> **Requirement**
Repeat all the data exactly, and where a record holds a picture, leave that picture out.

> **Component data from apps and pages**
────

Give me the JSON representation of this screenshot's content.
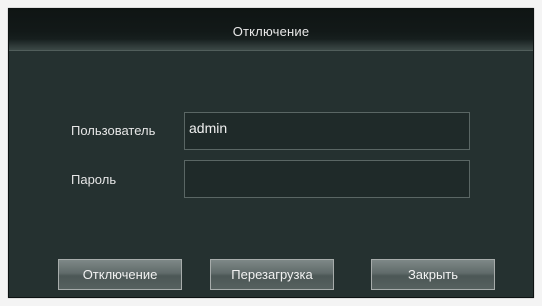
{
  "dialog": {
    "title": "Отключение"
  },
  "form": {
    "user_label": "Пользователь",
    "user_value": "admin",
    "password_label": "Пароль",
    "password_value": ""
  },
  "buttons": {
    "shutdown": "Отключение",
    "reboot": "Перезагрузка",
    "close": "Закрыть"
  }
}
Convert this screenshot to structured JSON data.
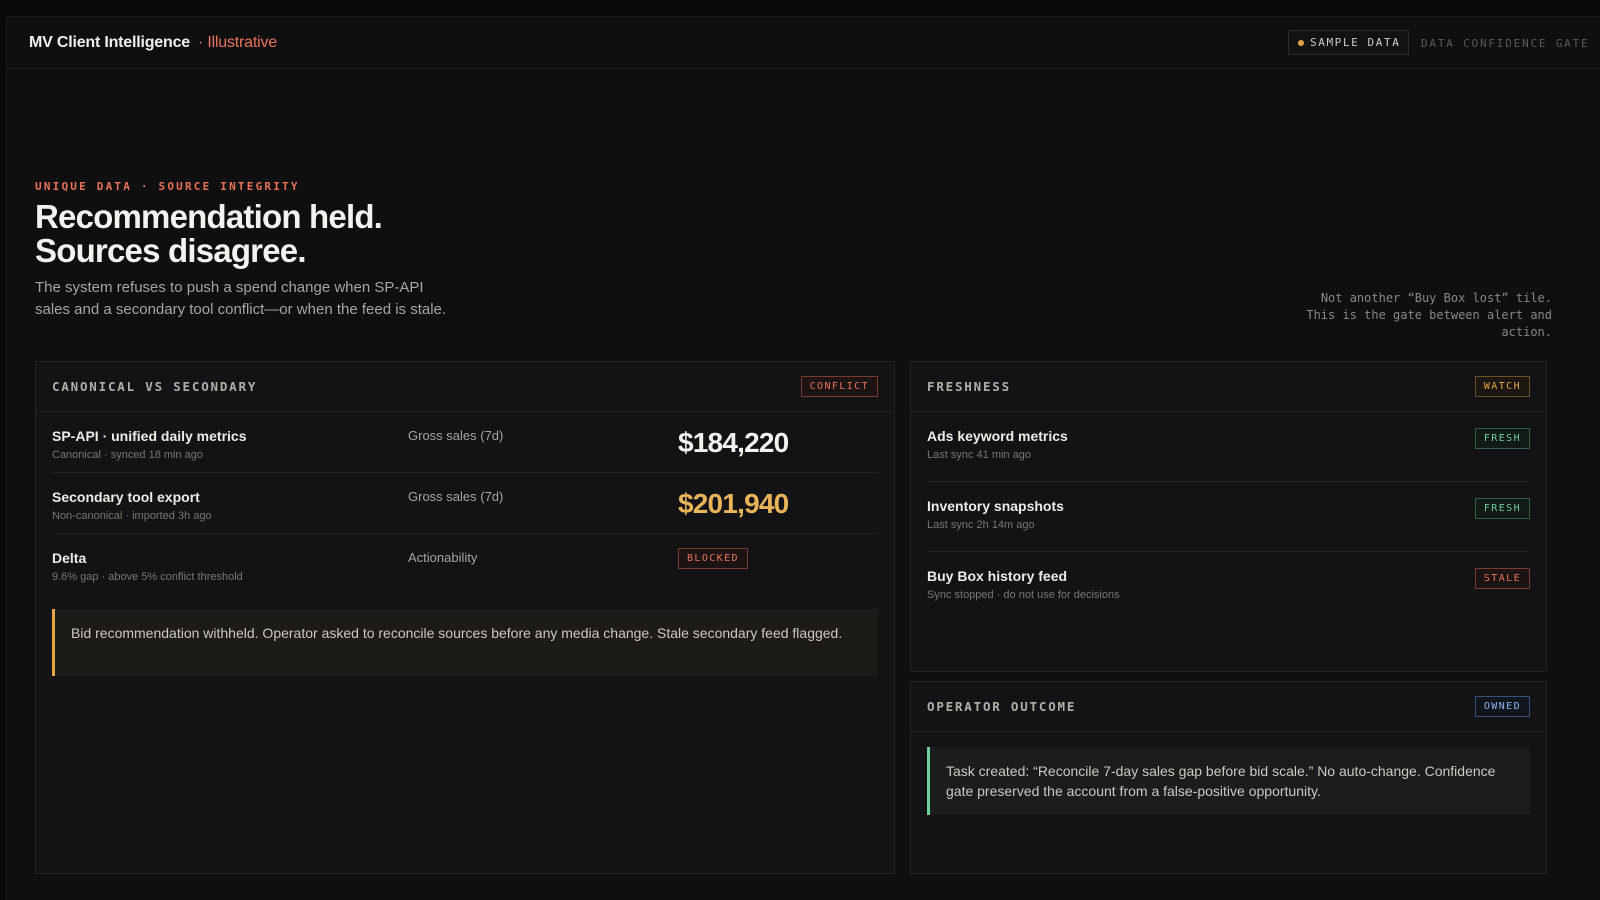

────

> **Response to the exercise**
Give me the JSON representation of this screenshot's content.
{
  "dialog": {
    "title": "Отключение"
  },
  "form": {
    "user_label": "Пользователь",
    "user_value": "admin",
    "password_label": "Пароль",
    "password_value": ""
  },
  "buttons": {
    "shutdown": "Отключение",
    "reboot": "Перезагрузка",
    "close": "Закрыть"
  }
}
Convert this screenshot to structured JSON data.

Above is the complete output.